**WHAT YOU NEED TO DO**
Across the material below, say how many lines contain the string "true", and add no other words.

EXCERPTED RECORDS START

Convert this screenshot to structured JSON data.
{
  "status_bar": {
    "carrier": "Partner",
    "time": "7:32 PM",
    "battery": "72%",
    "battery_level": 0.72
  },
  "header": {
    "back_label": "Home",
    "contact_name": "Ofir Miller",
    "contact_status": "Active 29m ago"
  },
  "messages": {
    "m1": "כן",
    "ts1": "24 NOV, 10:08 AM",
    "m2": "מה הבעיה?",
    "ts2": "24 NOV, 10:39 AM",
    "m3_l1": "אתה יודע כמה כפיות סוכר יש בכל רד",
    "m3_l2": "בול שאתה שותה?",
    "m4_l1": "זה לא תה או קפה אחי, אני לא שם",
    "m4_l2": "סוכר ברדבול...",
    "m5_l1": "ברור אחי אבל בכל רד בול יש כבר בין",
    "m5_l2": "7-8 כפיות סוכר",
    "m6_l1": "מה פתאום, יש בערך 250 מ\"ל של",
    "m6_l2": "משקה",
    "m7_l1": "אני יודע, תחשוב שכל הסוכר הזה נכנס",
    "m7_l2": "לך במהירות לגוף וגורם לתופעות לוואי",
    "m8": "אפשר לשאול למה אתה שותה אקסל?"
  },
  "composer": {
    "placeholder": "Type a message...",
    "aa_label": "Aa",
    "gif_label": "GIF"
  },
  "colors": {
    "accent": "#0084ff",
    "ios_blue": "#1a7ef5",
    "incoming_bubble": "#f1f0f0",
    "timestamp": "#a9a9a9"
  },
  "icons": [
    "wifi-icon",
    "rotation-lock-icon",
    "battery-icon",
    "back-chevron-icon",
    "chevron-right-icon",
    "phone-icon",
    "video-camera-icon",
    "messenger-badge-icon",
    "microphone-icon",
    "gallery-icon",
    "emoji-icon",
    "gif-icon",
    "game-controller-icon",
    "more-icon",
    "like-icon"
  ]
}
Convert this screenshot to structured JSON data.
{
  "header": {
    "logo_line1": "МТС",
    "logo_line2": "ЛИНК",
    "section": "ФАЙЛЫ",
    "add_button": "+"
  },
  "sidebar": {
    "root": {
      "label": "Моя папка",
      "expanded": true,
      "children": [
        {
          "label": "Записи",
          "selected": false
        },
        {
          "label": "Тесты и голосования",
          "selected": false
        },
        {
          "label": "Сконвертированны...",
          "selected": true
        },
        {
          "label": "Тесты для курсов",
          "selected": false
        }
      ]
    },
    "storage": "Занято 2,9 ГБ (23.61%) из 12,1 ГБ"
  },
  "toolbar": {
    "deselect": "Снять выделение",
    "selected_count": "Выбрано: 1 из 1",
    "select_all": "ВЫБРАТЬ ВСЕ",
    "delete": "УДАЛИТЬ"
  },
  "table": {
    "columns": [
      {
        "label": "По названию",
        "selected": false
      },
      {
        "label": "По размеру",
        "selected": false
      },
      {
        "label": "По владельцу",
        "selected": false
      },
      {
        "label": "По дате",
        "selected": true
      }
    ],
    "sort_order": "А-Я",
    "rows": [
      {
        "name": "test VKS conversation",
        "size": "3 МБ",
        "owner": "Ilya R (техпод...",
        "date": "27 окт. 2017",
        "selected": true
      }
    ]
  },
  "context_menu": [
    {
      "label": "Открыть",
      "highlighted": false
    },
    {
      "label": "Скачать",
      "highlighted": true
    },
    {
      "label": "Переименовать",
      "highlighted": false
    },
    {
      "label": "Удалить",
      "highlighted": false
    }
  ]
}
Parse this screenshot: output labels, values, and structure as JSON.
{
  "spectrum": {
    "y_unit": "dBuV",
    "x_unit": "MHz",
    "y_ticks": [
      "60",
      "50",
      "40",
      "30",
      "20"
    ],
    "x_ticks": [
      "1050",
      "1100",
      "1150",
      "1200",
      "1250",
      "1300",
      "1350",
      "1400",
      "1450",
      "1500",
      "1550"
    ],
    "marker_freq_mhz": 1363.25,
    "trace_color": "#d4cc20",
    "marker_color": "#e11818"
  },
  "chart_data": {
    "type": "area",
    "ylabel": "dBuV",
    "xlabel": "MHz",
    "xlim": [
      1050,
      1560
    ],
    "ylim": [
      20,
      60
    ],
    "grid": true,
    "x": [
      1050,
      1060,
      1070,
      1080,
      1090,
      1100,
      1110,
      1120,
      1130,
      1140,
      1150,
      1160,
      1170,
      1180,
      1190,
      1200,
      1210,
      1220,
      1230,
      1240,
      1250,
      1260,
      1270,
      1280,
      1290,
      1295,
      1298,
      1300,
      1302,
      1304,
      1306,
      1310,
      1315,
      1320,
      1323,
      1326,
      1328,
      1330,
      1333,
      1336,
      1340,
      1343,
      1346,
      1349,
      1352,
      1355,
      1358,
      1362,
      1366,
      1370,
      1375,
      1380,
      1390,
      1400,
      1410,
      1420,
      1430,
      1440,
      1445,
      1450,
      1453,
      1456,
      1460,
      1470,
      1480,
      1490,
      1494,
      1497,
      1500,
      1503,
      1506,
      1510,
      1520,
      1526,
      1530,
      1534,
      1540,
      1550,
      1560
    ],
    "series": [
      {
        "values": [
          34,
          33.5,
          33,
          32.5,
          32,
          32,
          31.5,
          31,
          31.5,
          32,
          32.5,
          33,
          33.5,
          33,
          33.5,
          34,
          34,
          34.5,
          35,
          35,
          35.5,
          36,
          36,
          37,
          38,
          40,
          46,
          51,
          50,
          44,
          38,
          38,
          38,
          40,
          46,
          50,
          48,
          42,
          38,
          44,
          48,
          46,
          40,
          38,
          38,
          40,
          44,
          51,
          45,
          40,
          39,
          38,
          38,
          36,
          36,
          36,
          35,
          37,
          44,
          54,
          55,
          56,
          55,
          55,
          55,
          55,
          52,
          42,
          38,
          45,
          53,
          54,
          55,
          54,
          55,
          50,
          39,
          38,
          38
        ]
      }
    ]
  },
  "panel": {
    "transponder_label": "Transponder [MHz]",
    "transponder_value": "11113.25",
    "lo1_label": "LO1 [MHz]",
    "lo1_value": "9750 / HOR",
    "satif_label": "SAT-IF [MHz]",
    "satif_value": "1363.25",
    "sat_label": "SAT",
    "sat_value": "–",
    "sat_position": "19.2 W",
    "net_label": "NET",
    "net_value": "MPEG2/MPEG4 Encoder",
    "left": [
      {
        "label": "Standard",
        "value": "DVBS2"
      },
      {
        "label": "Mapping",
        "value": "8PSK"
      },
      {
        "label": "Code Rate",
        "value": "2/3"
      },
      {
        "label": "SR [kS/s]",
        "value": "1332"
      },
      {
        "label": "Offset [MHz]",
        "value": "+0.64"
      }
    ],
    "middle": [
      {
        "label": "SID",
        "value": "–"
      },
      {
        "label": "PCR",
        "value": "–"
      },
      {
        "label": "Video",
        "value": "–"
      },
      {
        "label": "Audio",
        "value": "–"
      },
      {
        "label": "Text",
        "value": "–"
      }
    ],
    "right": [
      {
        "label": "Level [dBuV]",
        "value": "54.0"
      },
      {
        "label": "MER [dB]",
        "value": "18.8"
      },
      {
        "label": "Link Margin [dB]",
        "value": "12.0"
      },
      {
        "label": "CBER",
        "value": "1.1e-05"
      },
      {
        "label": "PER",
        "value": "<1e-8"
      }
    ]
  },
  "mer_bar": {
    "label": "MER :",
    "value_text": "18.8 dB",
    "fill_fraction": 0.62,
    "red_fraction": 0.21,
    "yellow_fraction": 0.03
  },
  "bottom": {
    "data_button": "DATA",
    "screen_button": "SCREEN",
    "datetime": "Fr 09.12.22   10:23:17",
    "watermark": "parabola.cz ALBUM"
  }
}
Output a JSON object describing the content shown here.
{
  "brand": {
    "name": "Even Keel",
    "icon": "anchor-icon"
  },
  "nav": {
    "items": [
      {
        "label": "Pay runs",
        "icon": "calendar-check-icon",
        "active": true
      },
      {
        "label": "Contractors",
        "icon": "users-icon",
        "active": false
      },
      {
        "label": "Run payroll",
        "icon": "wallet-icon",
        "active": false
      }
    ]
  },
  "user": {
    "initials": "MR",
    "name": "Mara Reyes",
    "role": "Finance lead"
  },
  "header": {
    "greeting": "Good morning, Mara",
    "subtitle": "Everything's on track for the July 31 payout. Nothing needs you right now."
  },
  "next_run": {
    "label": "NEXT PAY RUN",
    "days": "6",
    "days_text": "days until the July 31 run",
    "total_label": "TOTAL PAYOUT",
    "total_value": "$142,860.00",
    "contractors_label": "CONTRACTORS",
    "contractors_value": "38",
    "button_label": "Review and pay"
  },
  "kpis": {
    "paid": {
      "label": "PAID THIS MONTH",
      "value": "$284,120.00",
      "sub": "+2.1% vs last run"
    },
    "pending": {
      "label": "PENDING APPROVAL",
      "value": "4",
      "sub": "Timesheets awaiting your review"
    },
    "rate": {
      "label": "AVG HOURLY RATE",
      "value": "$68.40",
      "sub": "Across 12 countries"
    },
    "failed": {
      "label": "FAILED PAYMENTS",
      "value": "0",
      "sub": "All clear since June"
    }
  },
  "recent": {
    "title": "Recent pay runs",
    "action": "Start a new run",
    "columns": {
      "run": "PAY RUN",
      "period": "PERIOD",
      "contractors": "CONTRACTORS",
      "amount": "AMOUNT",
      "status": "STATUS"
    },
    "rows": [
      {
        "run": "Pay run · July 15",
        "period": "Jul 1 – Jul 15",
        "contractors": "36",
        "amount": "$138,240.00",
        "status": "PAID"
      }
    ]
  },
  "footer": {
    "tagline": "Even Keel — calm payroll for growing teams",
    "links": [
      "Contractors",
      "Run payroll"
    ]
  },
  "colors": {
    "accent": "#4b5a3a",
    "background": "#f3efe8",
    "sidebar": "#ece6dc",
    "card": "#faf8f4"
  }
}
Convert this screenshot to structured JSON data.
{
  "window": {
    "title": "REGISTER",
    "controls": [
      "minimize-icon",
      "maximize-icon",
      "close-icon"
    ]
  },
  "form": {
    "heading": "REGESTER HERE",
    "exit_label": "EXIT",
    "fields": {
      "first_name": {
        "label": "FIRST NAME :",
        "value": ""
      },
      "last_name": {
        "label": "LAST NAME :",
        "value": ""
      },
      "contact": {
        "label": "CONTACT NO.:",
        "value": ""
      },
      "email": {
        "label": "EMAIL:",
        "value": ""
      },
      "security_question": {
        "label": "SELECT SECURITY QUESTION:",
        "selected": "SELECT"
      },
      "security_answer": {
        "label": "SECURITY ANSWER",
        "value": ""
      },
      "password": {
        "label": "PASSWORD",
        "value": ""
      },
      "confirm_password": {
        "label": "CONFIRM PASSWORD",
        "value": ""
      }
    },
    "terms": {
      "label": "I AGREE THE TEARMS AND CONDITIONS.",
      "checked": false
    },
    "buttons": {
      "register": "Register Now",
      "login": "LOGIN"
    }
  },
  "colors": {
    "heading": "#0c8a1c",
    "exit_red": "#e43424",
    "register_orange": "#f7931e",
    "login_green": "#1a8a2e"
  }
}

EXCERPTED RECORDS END

**SOLUTION FOR THIS TASK**
7